- Your lead lives in Alaska and requests a free water testing kit, which you’re obligated to spend extra money to ship outside of the contiguous United States.
All of these conflicts require you to spend time and a little bit of your credibility to say “no” to somebody who was interested in your products or services.
But what if you didn’t have to say no?
What if a lead who lived in Alaska didn’t see “Free Shipping” on your “Free water test” page, but instead saw “Shipping fees may apply.”
What if your 19-year old lead didn’t see “Get your pub crawl pass today,” but instead saw “Sign up to be notified of our pub crawl promotions on your 21st birthday?”
What if your renting lead saw “Refer your landlord by entering her/his email address?”
Negative Content vs Positive Content
The examples above are negative content (i.e. hiding offers from disqualified leads), but marketing automation also empowers us to provide positive content (offers or information made available only to qualified leads). Some of these could include:
- Free delivery coupon automatically sent out to a lead who has visited your product page 3 times in the last week.
- Plain-text personal email, featuring the lead’s first name and information, thanking him/her for submitting his/her name and email address to your blog subscription.
- Customized landing page that changes images, offers, and contact information about your fitness club chain based on where the lead is from.
The power of Marketing Automation
All of this is possible and best of all, once implemented, is something you don’t have to worry about updating regularly. For instance, a marketing automation workflow can put your lead into a tree that looks like this:
This whole tree incorporates a decent amount of work, but once set up, it will take care of any qualified lead who downloads Donny’s Donut Delivery’s ebook. All Donny and his team or agency have to do is create the following pieces of content:
- Donny’s Donut Delivery presents: All About Donuts – EBOOK
- 7 Emails – CONTENT
- Donuts in the Workplace – WEBINAR
- How Donuts Increase Office Party Satisfaction – CASE STUDY
- Donut Inspiration – PODCAST
- Free Delivery Coupon – IMAGE
These content pieces take time to create, but the time saved once implemented makes them an effective use of a marketing team or agency’s resources.
Offer the best deals to only qualified leads
Instead of having to track leads the old fashioned way, and risk making high-value offers available to unqualified leads, the automation tool figures out who is likely to purchase in the future. Then it uses its intelligence to wage a silent war of attrition – both providing value to the lead and keeping Donny’s name as fresh as their ingredients weeks after their leads download the ebook.
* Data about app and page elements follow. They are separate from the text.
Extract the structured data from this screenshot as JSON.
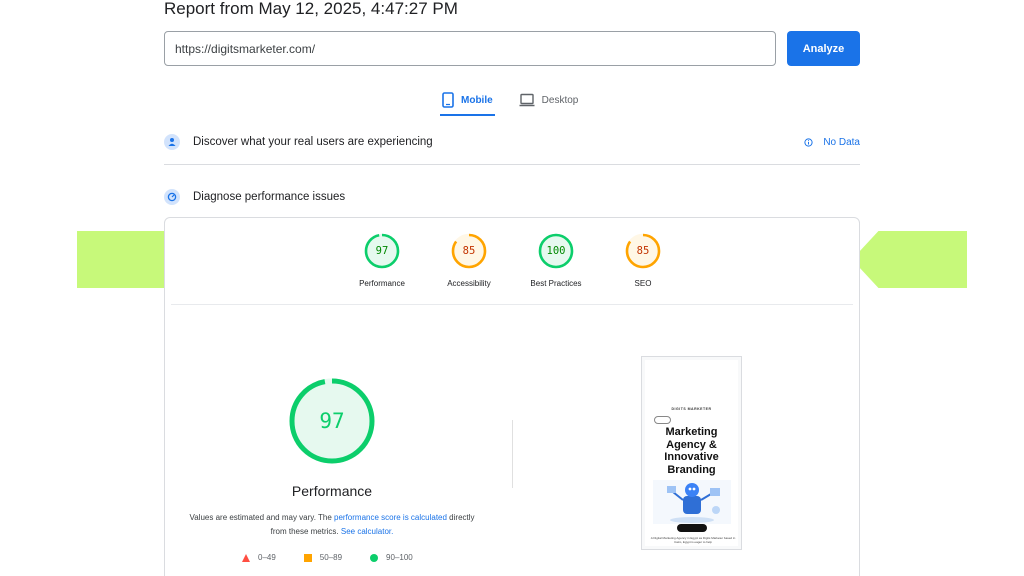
{
  "header": {
    "report_title": "Report from May 12, 2025, 4:47:27 PM"
  },
  "search": {
    "url_value": "https://digitsmarketer.com/",
    "analyze_label": "Analyze"
  },
  "device_tabs": [
    {
      "label": "Mobile",
      "active": true,
      "icon": "smartphone-icon"
    },
    {
      "label": "Desktop",
      "active": false,
      "icon": "laptop-icon"
    }
  ],
  "sections": {
    "cwv": {
      "label": "Discover what your real users are experiencing",
      "status": "No Data",
      "icon": "users-icon",
      "status_icon": "info-icon"
    },
    "diagnose": {
      "label": "Diagnose performance issues",
      "icon": "gauge-icon"
    }
  },
  "scores": [
    {
      "label": "Performance",
      "score": 97,
      "color": "#0cce6b"
    },
    {
      "label": "Accessibility",
      "score": 85,
      "color": "#ffa400"
    },
    {
      "label": "Best Practices",
      "score": 100,
      "color": "#0cce6b"
    },
    {
      "label": "SEO",
      "score": 85,
      "color": "#ffa400"
    }
  ],
  "main_score": {
    "label": "Performance",
    "score": 97,
    "color": "#0cce6b"
  },
  "disclaimer": {
    "part1": "Values are estimated and may vary. The ",
    "link1": "performance score is calculated",
    "part2": " directly from these metrics. ",
    "link2": "See calculator."
  },
  "legend": [
    {
      "range": "0–49",
      "shape": "triangle",
      "color": "#ff4e42"
    },
    {
      "range": "50–89",
      "shape": "square",
      "color": "#ffa400"
    },
    {
      "range": "90–100",
      "shape": "circle",
      "color": "#0cce6b"
    }
  ],
  "screenshot": {
    "brand": "DIGITS MARKETER",
    "headline": "Marketing Agency & Innovative Branding",
    "footer": "A Digital Marketing Agency in Egypt as Digits Marketer based in Cairo, Egypt is eager to help"
  },
  "colors": {
    "accent": "#1a73e8",
    "pass": "#0cce6b",
    "average": "#ffa400",
    "fail": "#ff4e42",
    "highlight": "#c7f97a"
  }
}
It’s a win-win for both Donny’s and the CEO who will end up signing a year-long contract for 350 donuts delivered every morning.
Marketing Automation is new, but proven
This marketing automation technology is relatively new to marketers. Yet the immediate ROI makes it an incredibly smart decision to put your business ahead of your competition. Learning about marketing automation early puts you in a sweeter spot than Donny’s legion of bakers.
While your competitors are trying to find a nice way to say, “I’m sorry, but we don’t service Pacific micro-nations,” or booking longboats, you are able to stay focused on the customer base that you can help and is out there looking for you.
Additionally, you’re able to see who is actually making the decision to buy from you and what they did, saw or read that helped make that important decision for them. When you know what works, it’s easy to make it work better and harder.
Best of all, your marketing automation software is doing most of the work for you, leaving you as much time as you need to take that long vacation in a remote corner of the world.
Interested in finding out more about what marketing automation can do for you and your business? Contact us today
*Karl is a name invented for this blog post. Any resemblance to a real person on Pitcairn Island named Karl is unintended.